FCA General Insurance Pricing Practices – how it affects brokers and policyholders


In May 2021 the FCA published its final rules on Pricing Practices PS21/5 which aim to protect the consumer, create a competitive insurance market and offer great value. In this wide-ranging shake-up, FCA is making significant changes to the way the General Insurance (GI) market operates across four pillars:

1. The pricing remedy effective 1st January 2022
2. Product governance     effective 1st October 2021
3. Cancelling auto-renewing policies  effective 1st January 2022
4. Reporting requirementseffective 1st January 2022

In August 2021 the FCA published PS21/11 making small changes to the rules as well as providing clarification through a Q&A.

Summary of the new rules


What is the pricing remedy?

The renewal price should not be greater than the equivalent new business price that a firm would offer a new customer.

Why is the FCA introducing this rule?

To make sure customers aren’t penalised by “price walking” – where new business customers get better deals than existing ones – by pegging renewal premiums to the Equivalent New Business Price.

What is in scope of the new legislation?

    • The new rules apply to consumer home and motor insurance only, including add-ons such as legal expenses or premium finance sold with them.
    • It will also apply to owners of commercial vehicles (such as vans or pickups) which are for social, domestic and pleasure use.
    • The pricing remedy will apply to intermediaries including brokers if they set the price the customer pays, e.g. by determining their commission.

What is out of scope?

    • The FCA have confirmed that as our Landlords products are for professional landlords only, the rule does not apply to them.
    • It does not apply if a customer changes intermediary or insurer or they are in a scheme that moves insurer.


What is product governance?

Manufacturers and distributors are to ensure that they are providing fair value for the parts they provide, so that customers can have confidence in arrangements proposed.  Fair value means that the product and service bear relation to the premium paid.

What is in scope of the new legislation?

Unlike the pricing remedy, the product governance changes apply to all products (aside from those for “large risks”), whether or not designed for consumers.

How will it be implemented?

Every product needs to be reviewed each year to ensure it continues to provide fair value and manufacturers need to provide various materials to distributors, e.g. Target Market Statements, to ensure products are sold appropriately.


If a policy is set to automatically renew, it must be easy and accessible for the consumer to opt back out again.  Service standards should not be unreasonably worse for those seeking to cancel as to buy. 

Although these rules apply to most retail general insurance products, they do not apply to commercial customers, nor do they currently apply to private health, medical or pet insurance due to the structural differences in those products.
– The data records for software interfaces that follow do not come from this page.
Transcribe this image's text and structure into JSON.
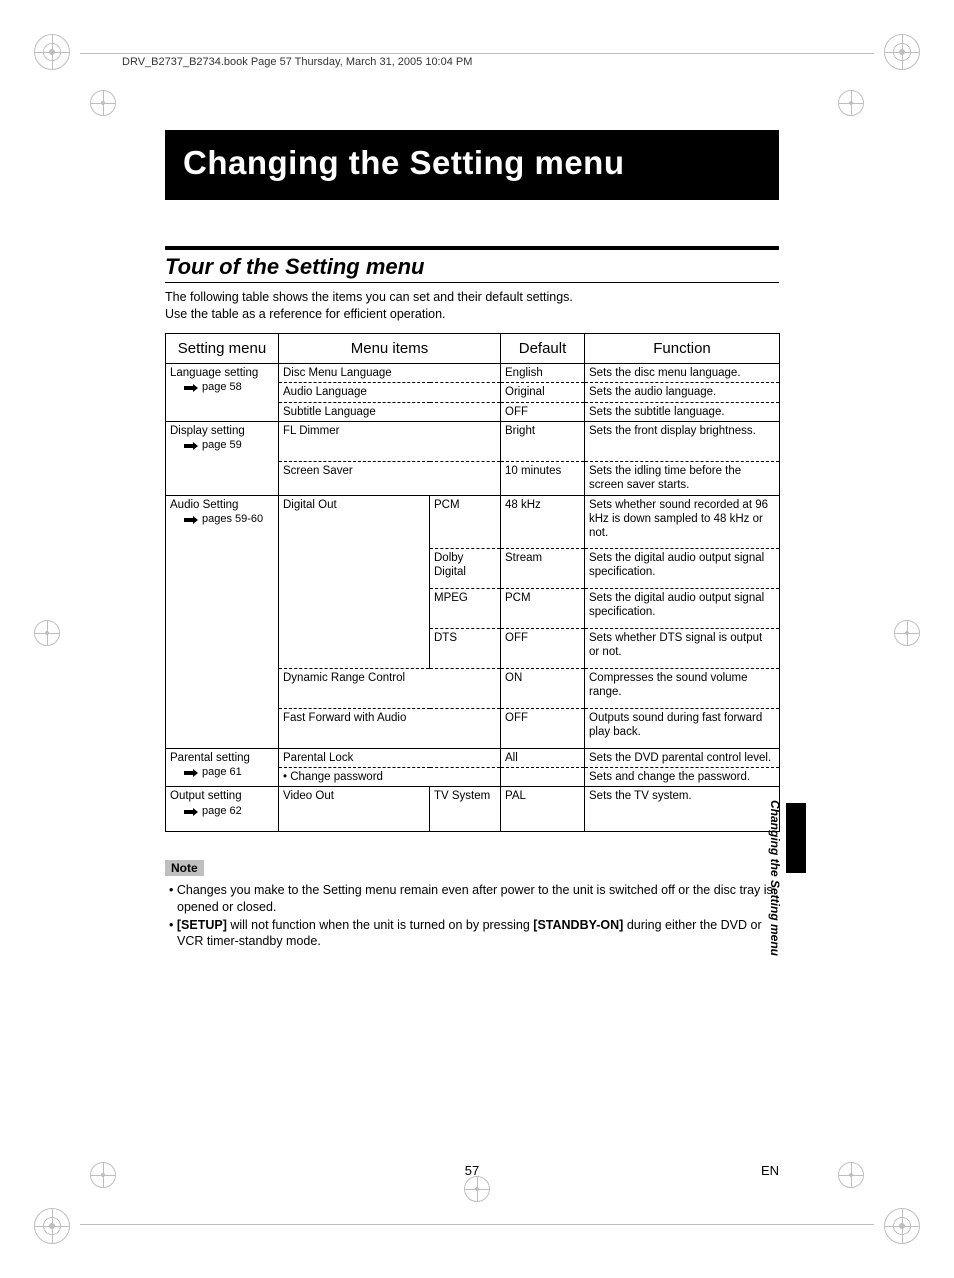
{
  "running_head": "DRV_B2737_B2734.book  Page 57  Thursday, March 31, 2005  10:04 PM",
  "chapter_title": "Changing the Setting menu",
  "section_title": "Tour of the Setting menu",
  "intro_line1": "The following table shows the items you can set and their default settings.",
  "intro_line2": "Use the table as a reference for efficient operation.",
  "headers": {
    "c1": "Setting menu",
    "c2": "Menu items",
    "c3": "Default",
    "c4": "Function"
  },
  "cats": {
    "lang": {
      "name": "Language setting",
      "ref": "page 58"
    },
    "disp": {
      "name": "Display setting",
      "ref": "page 59"
    },
    "audio": {
      "name": "Audio Setting",
      "ref": "pages 59-60"
    },
    "parent": {
      "name": "Parental setting",
      "ref": "page 61"
    },
    "output": {
      "name": "Output setting",
      "ref": "page 62"
    }
  },
  "items": {
    "disc_menu_lang": {
      "name": "Disc Menu Language",
      "def": "English",
      "fn": "Sets the disc menu language."
    },
    "audio_lang": {
      "name": "Audio Language",
      "def": "Original",
      "fn": "Sets the audio language."
    },
    "subtitle_lang": {
      "name": "Subtitle Language",
      "def": "OFF",
      "fn": "Sets the subtitle language."
    },
    "fl_dimmer": {
      "name": "FL Dimmer",
      "def": "Bright",
      "fn": "Sets the front display brightness."
    },
    "screen_saver": {
      "name": "Screen Saver",
      "def": "10 minutes",
      "fn": "Sets the idling time before the screen saver starts."
    },
    "digital_out": {
      "name": "Digital Out"
    },
    "pcm": {
      "sub": "PCM",
      "def": "48 kHz",
      "fn": "Sets whether sound recorded at 96 kHz is down sampled to 48 kHz or not."
    },
    "dolby": {
      "sub": "Dolby Digital",
      "def": "Stream",
      "fn": "Sets the digital audio output signal specification."
    },
    "mpeg": {
      "sub": "MPEG",
      "def": "PCM",
      "fn": "Sets the digital audio output signal specification."
    },
    "dts": {
      "sub": "DTS",
      "def": "OFF",
      "fn": "Sets whether DTS signal is output or not."
    },
    "drc": {
      "name": "Dynamic Range Control",
      "def": "ON",
      "fn": "Compresses the sound volume range."
    },
    "ffwd_audio": {
      "name": "Fast Forward with Audio",
      "def": "OFF",
      "fn": "Outputs sound during fast forward play back."
    },
    "parental_lock": {
      "name": "Parental Lock",
      "def": "All",
      "fn": "Sets the DVD parental control level."
    },
    "change_password": {
      "name": "• Change password",
      "def": "",
      "fn": "Sets and change the password."
    },
    "video_out": {
      "name": "Video Out",
      "sub": "TV System",
      "def": "PAL",
      "fn": "Sets the TV system."
    }
  },
  "note_label": "Note",
  "notes": {
    "n1": "Changes you make to the Setting menu remain even after power to the unit is switched off or the disc tray is opened or closed.",
    "n2_a": "[SETUP]",
    "n2_b": " will not function when the unit is turned on by pressing ",
    "n2_c": "[STANDBY-ON]",
    "n2_d": " during either the DVD or VCR timer-standby mode."
  },
  "side_label": "Changing the Setting menu",
  "page_number": "57",
  "lang_code": "EN"
}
There are detailed changes to reporting requirements which are too lengthy to effectively summarise here, save to say that the FCA is requiring firms (whether manufacturers or distributors) to report data to prove compliance with the new rules.

At NIG, what are we working on?

In light of the new and updated requirements outlined above, we are:

  • Refreshing our product governance processes to ensure our regular product review cycle complies with the letter and spirit of the updated FCA rules, including the requirement to deliver fair value.
    We do not envisage this changing the types of products or methods of distribution in the short term, although each product will be objectively reviewed within the review cycle to ensure this is demonstrably true on an ongoing basis.
  • Reviewing our current Target Market Statement documents to ensure that our products are only sold to appropriate customers, in line with updates to PROD4.2.
  • Understanding in greater depth the nature of premium finance offered by distributors.

What information could NIG need from intermediaries and brokers?

FCA expects manufacturers to have certain enhanced information from distributors.

This includes:

  • Whether any of the products we manufacture are distributed with products manufactured by any other business – i.e. are packaged together.
  • Whether intermediaries distribute our products via other firms (sub broking); if so, how they are remunerated, e.g. commission share, and what services they provide.
  • Whether intermediaries are involved in activities that determine the final price the customer pays, such as commission rebating.
  • Whether intermediaries arrange premium finance and, if so, whether there are incentives to sell premium finance. 

What should intermediaries, including brokers be doing?

All regulated firms and brokers involved in the manufacture and distribution of insurance must read and digest the requirements of the FCA Policy Statement and draw up an action plan of tasks, with particular immediate focus on PROD 4.3, as that relates to distributors. 

This update is only a brief summary and does not replace a detailed action plan.

Links to important information

Please note

This is a brief précis and is not to be treated as regulatory advice.  All regulated firms must read and understand the FCA Policy Statements in full, making their own assessment of action required to ensure compliance.

If you have any questions please get in touch with your usual NIG contact.